I sat there frozen in shock. Perhaps it was confirmation of what I had suspected but had never thought would be confirmed from an independent source. 

I had never imagined revisiting those days, thought that area of my life would be one I would recall only in nightmares and in those times when, uninvited, they crept back in and tormented me, never leaving go. 

And they still live with me. 

Feelings I cannot shake, that bring on the night terrors, the sweats and a sense that I was to blame. But for a single act, all would not have happened. PTSD, but of its own kind. 

I was abused sexually as well. Not by a family member but by two faceless, anonymous men who plied their evil in public conveniences. They thought they would enjoy groping and grasping at me, and no doubt others whilst seducing us through threats of violence and the intimidation of numbers. 

I fled, hurt, soiled, to the police. They showed no interest. They took no descriptions. They made no move. Instead they took my details and, with a knowing smirk, which I took to be one of secret disbelief or a belief that I was gay and beneath them, told me not to frequent any more toilets but to get off home. 

I can barely bring myself to use them now. The very thought of using a urinal turns me cold. I would rather disgrace myself in the street than be subjected to such an unwarranted invasion again. 

I told my mother. I told her the barest story. I told her that I had told the police. My mother, perhaps unfeelingly, shuddered at the prospect that her son might be gay, that he had crossed into territory she felt only disgust for. She wrote it in her diary. Blandly, of how she would ask one of her lawyer colleagues if the police might think me a homosexual and what she might do about it. Having no interest or luck with girls made those views only too easy for her to embrace. 

As with all things time passed.

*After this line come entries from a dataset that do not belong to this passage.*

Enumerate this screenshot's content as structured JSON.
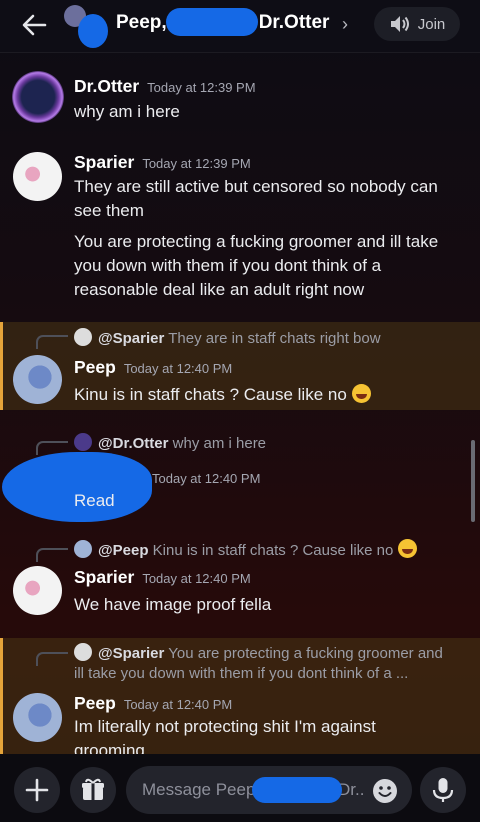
{
  "header": {
    "title_start": "Peep,",
    "title_end": "Dr.Otter",
    "chevron": "›",
    "join_label": "Join",
    "back_icon": "arrow-left-icon",
    "join_icon": "speaker-icon"
  },
  "messages": [
    {
      "author": "Dr.Otter",
      "time": "Today at 12:39 PM",
      "lines": [
        "why am i here"
      ]
    },
    {
      "author": "Sparier",
      "time": "Today at 12:39 PM",
      "lines": [
        "They are still active but censored so nobody can see them",
        "You are protecting a fucking groomer and ill take you down with them if you dont think of a reasonable deal like an adult right now"
      ]
    },
    {
      "reply_to": "@Sparier",
      "reply_text": "They are in staff chats right bow",
      "author": "Peep",
      "time": "Today at 12:40 PM",
      "text": "Kinu is in staff chats ? Cause like no",
      "highlighted": true
    },
    {
      "reply_to": "@Dr.Otter",
      "reply_text": "why am i here",
      "author": "",
      "time": "Today at 12:40 PM",
      "text": "Read"
    },
    {
      "reply_to": "@Peep",
      "reply_text": "Kinu is in staff chats ? Cause like no",
      "author": "Sparier",
      "time": "Today at 12:40 PM",
      "text": "We have image proof fella"
    },
    {
      "reply_to": "@Sparier",
      "reply_text_1": "You are protecting a fucking groomer and",
      "reply_text_2": "ill take you down with them if you dont think of a ...",
      "author": "Peep",
      "time": "Today at 12:40 PM",
      "text": "Im literally not protecting shit I'm against grooming",
      "highlighted": true
    }
  ],
  "composer": {
    "placeholder_start": "Message Peep",
    "placeholder_end": "Dr..",
    "icons": [
      "plus-icon",
      "gift-icon",
      "emoji-icon",
      "microphone-icon"
    ]
  },
  "colors": {
    "highlight_bar": "#e5a43a",
    "blue_blot": "#1569e6"
  }
}
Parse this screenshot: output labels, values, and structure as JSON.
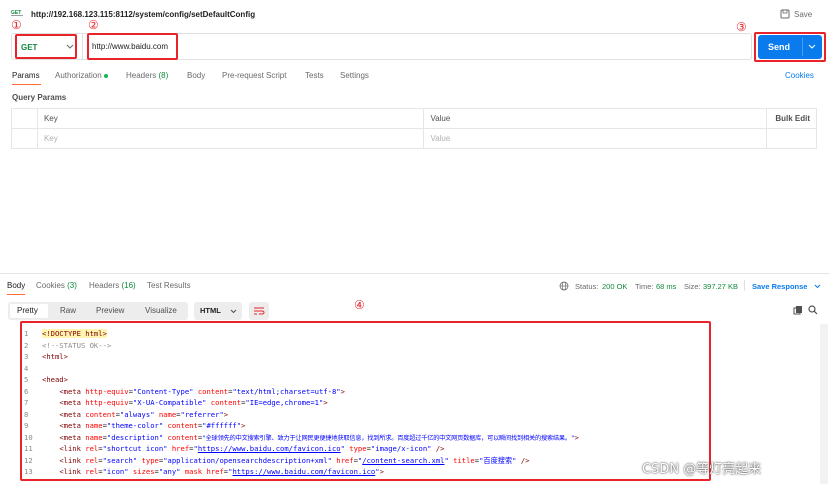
{
  "header": {
    "url": "http://192.168.123.115:8112/system/config/setDefaultConfig",
    "save_label": "Save"
  },
  "request": {
    "method": "GET",
    "url_value": "http://www.baidu.com",
    "send_label": "Send"
  },
  "annotations": {
    "n1": "①",
    "n2": "②",
    "n3": "③",
    "n4": "④"
  },
  "request_tabs": {
    "params": "Params",
    "authorization": "Authorization",
    "headers": "Headers",
    "headers_count": "(8)",
    "body": "Body",
    "prerequest": "Pre-request Script",
    "tests": "Tests",
    "settings": "Settings",
    "cookies": "Cookies"
  },
  "query_params": {
    "title": "Query Params",
    "col_key": "Key",
    "col_value": "Value",
    "bulk_edit": "Bulk Edit",
    "key_placeholder": "Key",
    "value_placeholder": "Value"
  },
  "response_tabs": {
    "body": "Body",
    "cookies": "Cookies",
    "cookies_count": "(3)",
    "headers": "Headers",
    "headers_count": "(16)",
    "test_results": "Test Results"
  },
  "response_status": {
    "status_label": "Status:",
    "status_value": "200 OK",
    "time_label": "Time:",
    "time_value": "68 ms",
    "size_label": "Size:",
    "size_value": "397.27 KB",
    "save_response": "Save Response"
  },
  "view_tabs": {
    "pretty": "Pretty",
    "raw": "Raw",
    "preview": "Preview",
    "visualize": "Visualize",
    "format": "HTML"
  },
  "code": {
    "l1a": "<!DOCTYPE html>",
    "l2a": "<!--STATUS OK-->",
    "l3a": "<html>",
    "l5a": "<head>",
    "l6_attr1": "http-equiv",
    "l6_val1": "\"Content-Type\"",
    "l6_attr2": "content",
    "l6_val2": "\"text/html;charset=utf-8\"",
    "l7_attr1": "http-equiv",
    "l7_val1": "\"X-UA-Compatible\"",
    "l7_attr2": "content",
    "l7_val2": "\"IE=edge,chrome=1\"",
    "l8_attr1": "content",
    "l8_val1": "\"always\"",
    "l8_attr2": "name",
    "l8_val2": "\"referrer\"",
    "l9_attr1": "name",
    "l9_val1": "\"theme-color\"",
    "l9_attr2": "content",
    "l9_val2": "\"#ffffff\"",
    "l10_attr1": "name",
    "l10_val1": "\"description\"",
    "l10_attr2": "content",
    "l10_val2": "\"全球领先的中文搜索引擎、致力于让网民更便捷地获取信息，找到所求。百度超过千亿的中文网页数据库，可以瞬间找到相关的搜索结果。\"",
    "l11_attr1": "rel",
    "l11_val1": "\"shortcut icon\"",
    "l11_attr2": "href",
    "l11_url": "https://www.baidu.com/favicon.ico",
    "l11_attr3": "type",
    "l11_val3": "\"image/x-icon\"",
    "l12_attr1": "rel",
    "l12_val1": "\"search\"",
    "l12_attr2": "type",
    "l12_val2": "\"application/opensearchdescription+xml\"",
    "l12_attr3": "href",
    "l12_url": "/content-search.xml",
    "l12_attr4": "title",
    "l12_val4": "\"百度搜索\"",
    "l13_attr1": "rel",
    "l13_val1": "\"icon\"",
    "l13_attr2": "sizes",
    "l13_val2": "\"any\"",
    "l13_attr3": "mask",
    "l13_attr4": "href",
    "l13_url": "https://www.baidu.com/favicon.ico"
  },
  "watermark": "CSDN @等灯亮起来"
}
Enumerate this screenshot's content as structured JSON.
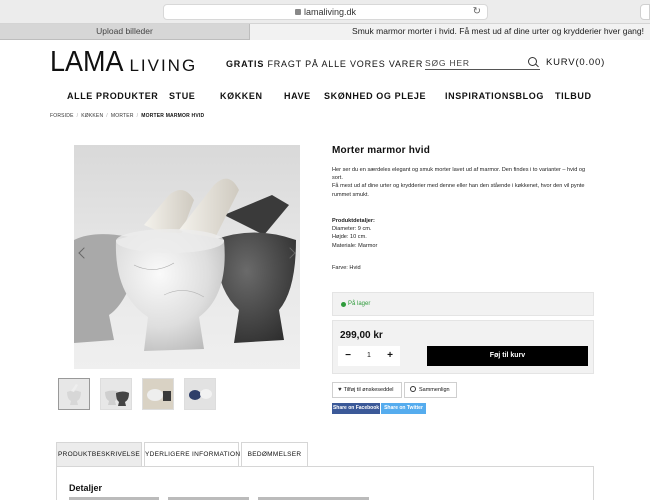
{
  "browser": {
    "url": "lamaliving.dk",
    "tabs": [
      {
        "label": "Upload billeder",
        "active": false
      },
      {
        "label": "Smuk marmor morter i hvid. Få mest ud af dine urter og krydderier hver gang!",
        "active": true
      }
    ]
  },
  "header": {
    "logo_main": "LAMA",
    "logo_sub": "LIVING",
    "shipping_bold": "GRATIS",
    "shipping_rest": " FRAGT PÅ ALLE VORES VARER",
    "search_placeholder": "SØG HER",
    "cart_label": "KURV",
    "cart_total": "(0.00)"
  },
  "nav": {
    "items": [
      "ALLE PRODUKTER",
      "STUE",
      "KØKKEN",
      "HAVE",
      "SKØNHED OG PLEJE",
      "INSPIRATIONSBLOG",
      "TILBUD"
    ]
  },
  "breadcrumb": [
    "FORSIDE",
    "KØKKEN",
    "MORTER",
    "MORTER MARMOR HVID"
  ],
  "product": {
    "title": "Morter marmor hvid",
    "description_1": "Her ser du en særdeles elegant og smuk morter lavet ud af marmor. Den findes i to varianter – hvid og sort.",
    "description_2": "Få mest ud af dine urter og krydderier med denne eller han den stående i køkkenet, hvor den vil pynte rummet smukt.",
    "details_heading": "Produktdetaljer:",
    "details": [
      "Diameter: 9 cm.",
      "Højde: 10 cm.",
      "Materiale: Marmor"
    ],
    "color_line": "Farve: Hvid",
    "stock": "På lager",
    "price": "299,00 kr",
    "quantity": "1",
    "qty_minus": "−",
    "qty_plus": "+",
    "add_to_cart": "Føj til kurv",
    "wishlist": "Tilføj til ønskeseddel",
    "compare": "Sammenlign",
    "share_facebook": "Share on Facebook",
    "share_twitter": "Share on Twitter"
  },
  "tabs": {
    "items": [
      "PRODUKTBESKRIVELSE",
      "YDERLIGERE INFORMATION",
      "BEDØMMELSER"
    ],
    "panel_title": "Detaljer"
  },
  "colors": {
    "stock_green": "#2e9b3b",
    "facebook": "#3b5998",
    "twitter": "#55acee",
    "button_black": "#000000"
  }
}
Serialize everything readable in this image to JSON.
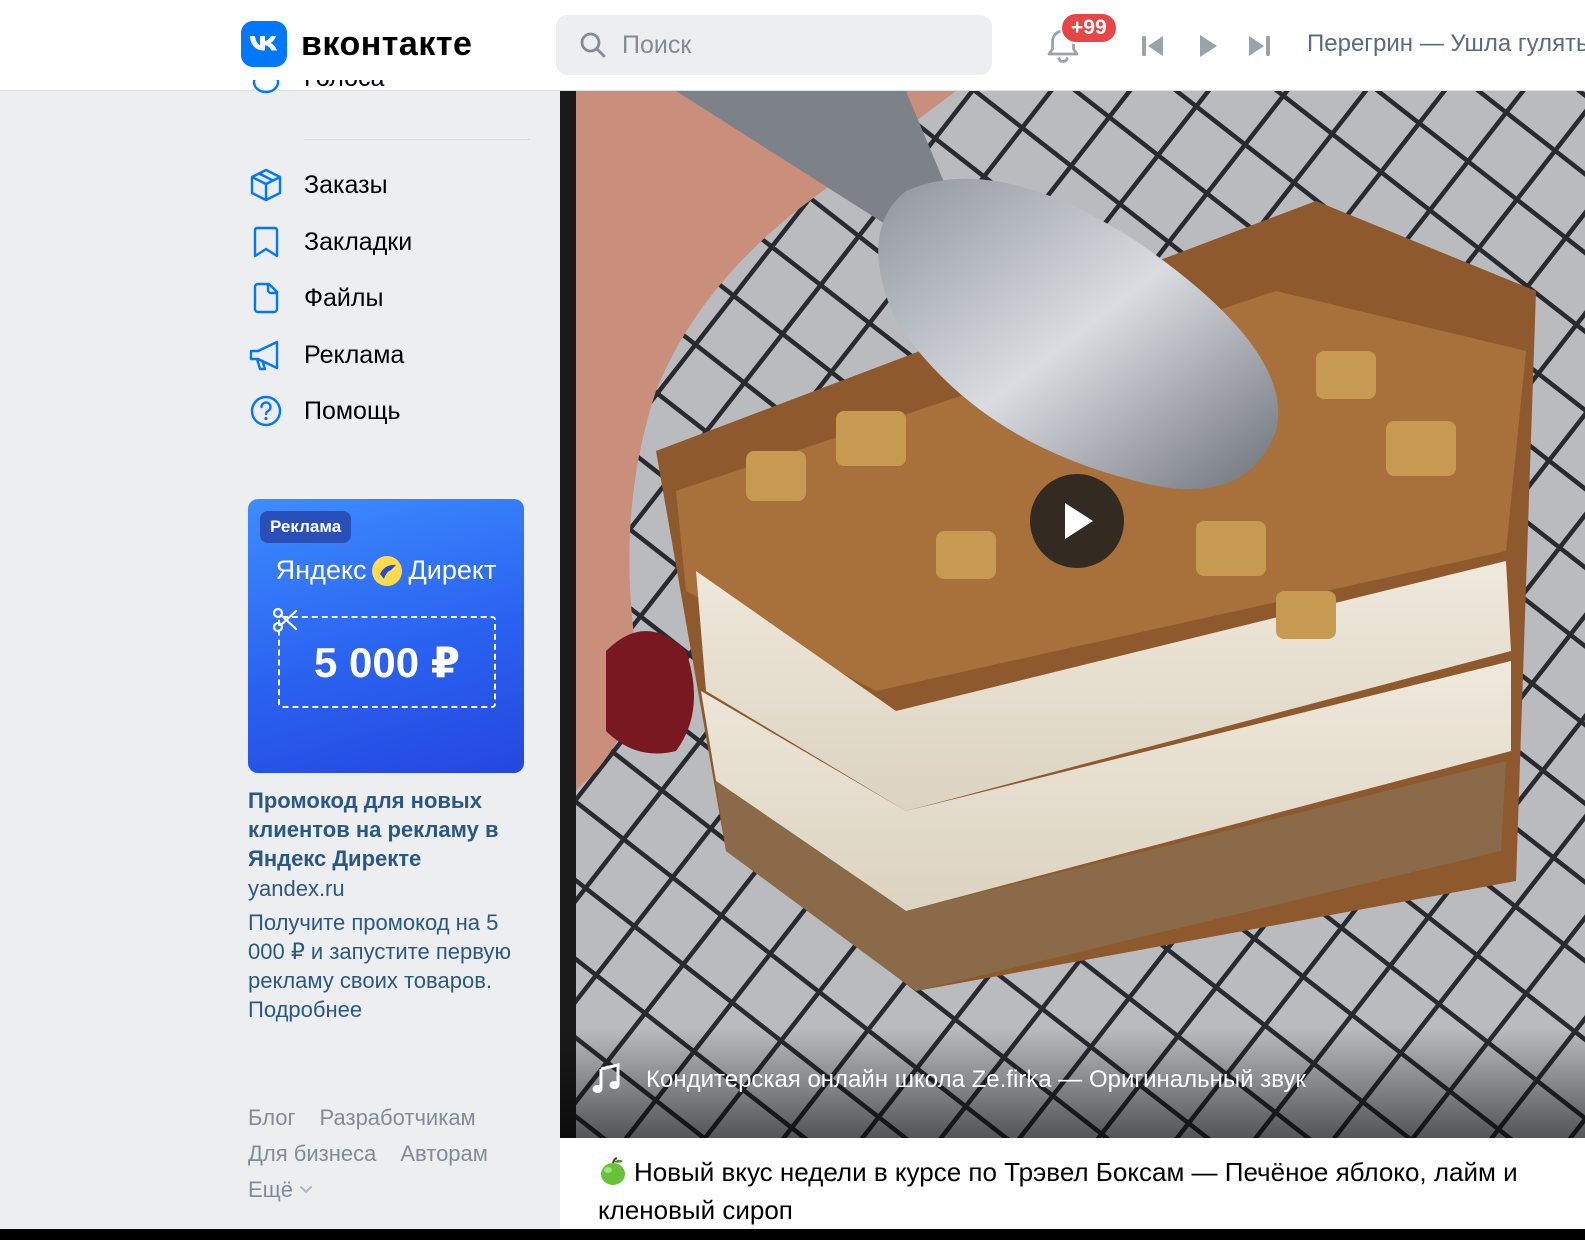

No more diary entries, no more discussion. But the damage was done. 

Perhaps I am too hard on myself. 

Do I hate myself because I take so much blame on narrow shoulders ?. Do I invite self loathing because I see these acts as being a punishment upon me for a weakness, deeply entrenched ?. 

I hate myself. 

That is self abuse. 

It comes. It goes. 

But I cannot break it.